As a coach you may be surprised when it’s after a big win or after a season when your team was very successful. Keep in mind it’s a challenge that is blind to winning or losing. Your team could be 20-0 or 0-20 when this situation presents itself.

For those of you who’ve experienced a confrontation of this nature, when all the dust settled and you had time to think about the situation, were you in the wrong? Did you make a bad decision? Did it have a more far-reaching impact than you intended? Were you hoping it would go away on its own? Should you have addressed it, but didn’t?

Initially it’s tough to absorb, especially when you pour your heart and soul into your team day after day. How could anyone think that you weren’t capable of or dealing conscientiously with the challenges of coaching?

The first step is to see it from their perspective. Not from a “I’ll prove you wrong” attitude, but from a “Let me replay and think about the situation” and what really happened.

Many coaches refuse to talk about playing time with parents and have guidelines that state the same. Will that deter a parent who sits with other parents of players who play the entire game and cheer their kids on? Doubtful. 

As a game progresses they become more and more upset, and often will seek you out after the game. Initially you may want to be brutally honest concerning the ability of their son or daughter highlighting all the skills they’re lacking or their sub-par athleticism. But, of course, that is not the right approach. Parents will always see their sons or daughters in a positive light and think they are the best player on your team. Nothing you say in a negative way will ever change that. While you may want to win this battle it isn’t necessary. Stay composed and positive, focus on the attributes this player has and why you kept them on the team.

Should there be ground rules for meetings concerning these situations?

Develop your own expectations for meeting with parents.
1.     24 hour “cooling off” rule for meeting
2.     Call for an appointment, no email or social media.
3.     No mention of any other players at the meeting.
4.     Meetings will include Athletic Director
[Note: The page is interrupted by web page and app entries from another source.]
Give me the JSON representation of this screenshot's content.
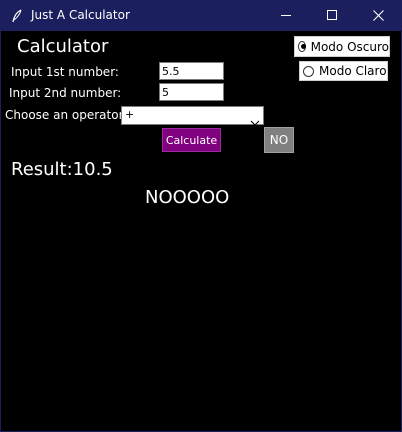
{
  "window": {
    "title": "Just A Calculator",
    "title_bar_color": "#1b1f5e",
    "background_color": "#000000",
    "icons": {
      "app": "feather-icon",
      "minimize": "minimize-icon",
      "maximize": "maximize-icon",
      "close": "close-icon"
    }
  },
  "calculator": {
    "heading": "Calculator",
    "first_label": "Input 1st number:",
    "first_value": "5.5",
    "second_label": "Input 2nd number:",
    "second_value": "5",
    "operator_label": "Choose an operator",
    "operator_value": "+",
    "calculate_label": "Calculate",
    "calculate_color": "#800080",
    "no_label": "NO",
    "no_color": "#808080",
    "result_text": "Result:10.5",
    "message_text": "NOOOOO"
  },
  "theme": {
    "dark_label": "Modo Oscuro",
    "dark_selected": true,
    "light_label": "Modo Claro",
    "light_selected": false
  }
}
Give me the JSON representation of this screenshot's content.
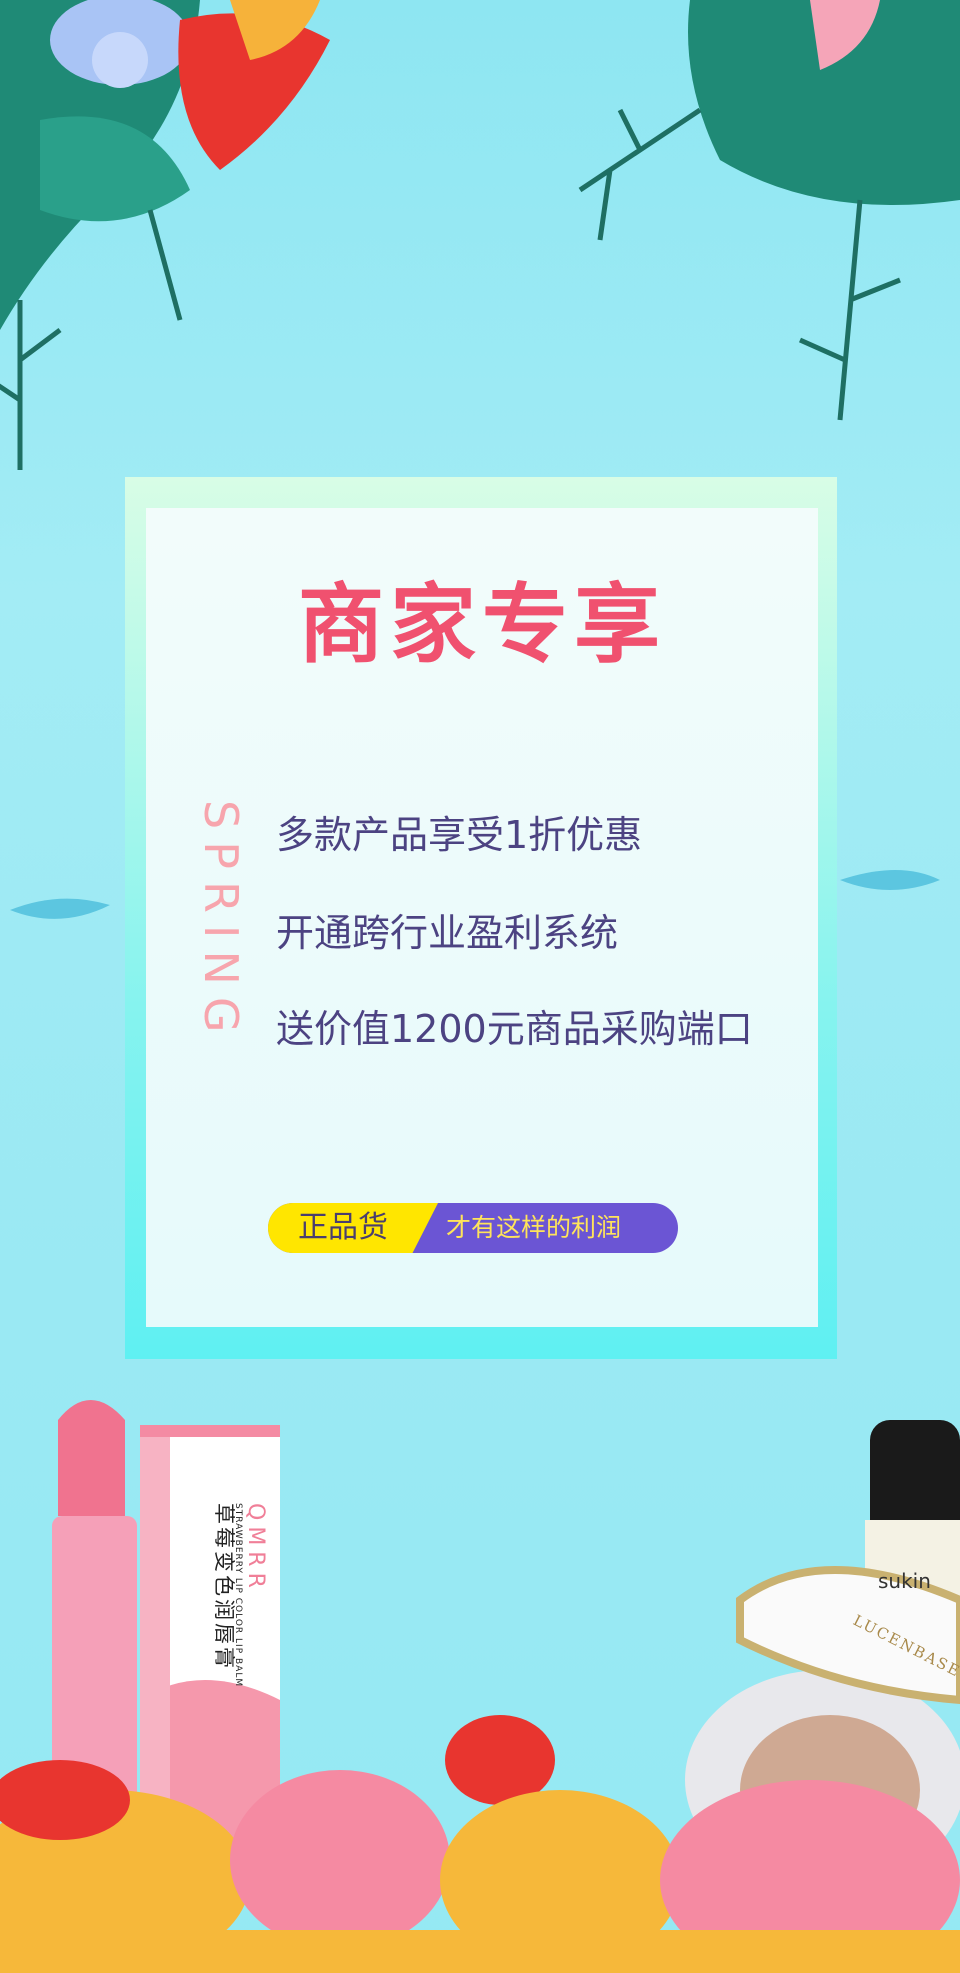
{
  "card": {
    "title": "商家专享",
    "side_text": "SPRING",
    "benefits": [
      "多款产品享受1折优惠",
      "开通跨行业盈利系统",
      "送价值1200元商品采购端口"
    ],
    "badge": {
      "left": "正品货",
      "right": "才有这样的利润"
    }
  },
  "products": {
    "lip_balm_brand": "QMRR",
    "lip_balm_name": "草莓变色润唇膏",
    "lip_balm_subtitle": "STRAWBERRY LIP COLOR LIP BALM",
    "bottle_brand": "sukin",
    "cushion_brand": "LUCENBASE"
  },
  "colors": {
    "title": "#f0516f",
    "text": "#4c4382",
    "badge_yellow": "#ffe600",
    "badge_purple": "#6b55d4",
    "spring": "#f7a5ad"
  }
}
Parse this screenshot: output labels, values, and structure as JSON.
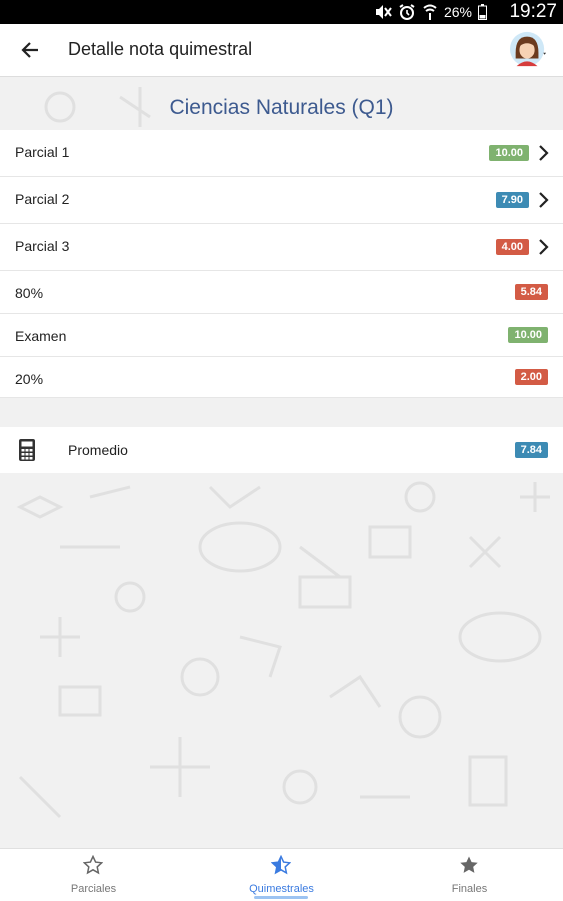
{
  "status_bar": {
    "battery": "26%",
    "time": "19:27"
  },
  "app_bar": {
    "title": "Detalle nota quimestral"
  },
  "subject": {
    "title": "Ciencias Naturales (Q1)"
  },
  "grades": [
    {
      "label": "Parcial 1",
      "value": "10.00",
      "color": "#7fb26f"
    },
    {
      "label": "Parcial 2",
      "value": "7.90",
      "color": "#3d8bb4"
    },
    {
      "label": "Parcial 3",
      "value": "4.00",
      "color": "#d35b45"
    },
    {
      "label": "80%",
      "value": "5.84",
      "color": "#d35b45"
    },
    {
      "label": "Examen",
      "value": "10.00",
      "color": "#7fb26f"
    },
    {
      "label": "20%",
      "value": "2.00",
      "color": "#d35b45"
    }
  ],
  "average": {
    "label": "Promedio",
    "value": "7.84",
    "color": "#3d8bb4"
  },
  "bottom_nav": [
    {
      "label": "Parciales",
      "icon": "star-outline-icon"
    },
    {
      "label": "Quimestrales",
      "icon": "star-half-icon",
      "active": true
    },
    {
      "label": "Finales",
      "icon": "star-filled-icon"
    }
  ]
}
Explain and hand these out to all parents at the first meeting before the season begins. Let them know your philosophy with respect to starting, playing time, practicing, awards, etc. It won’t make you immune to a confrontation, but it will help knowing you did it.

In the end your best course of action will be to simply listen to everything the parent has to say. Refrain from countering every point they make and wait until they finish before you speak. You’ll have time at the end to state your points. Listening will give you great insight to their perspective, and ultimately let them get rid of what’s bothering them so much. They may even say as one of my parents said, “We know Billy isn’t the best player in the world, but if you could just find a way to get him in a game or two we would be thankful.” 

 Always keep in mind a child is the most important piece of a parent’s life.

I wish you and your team the best!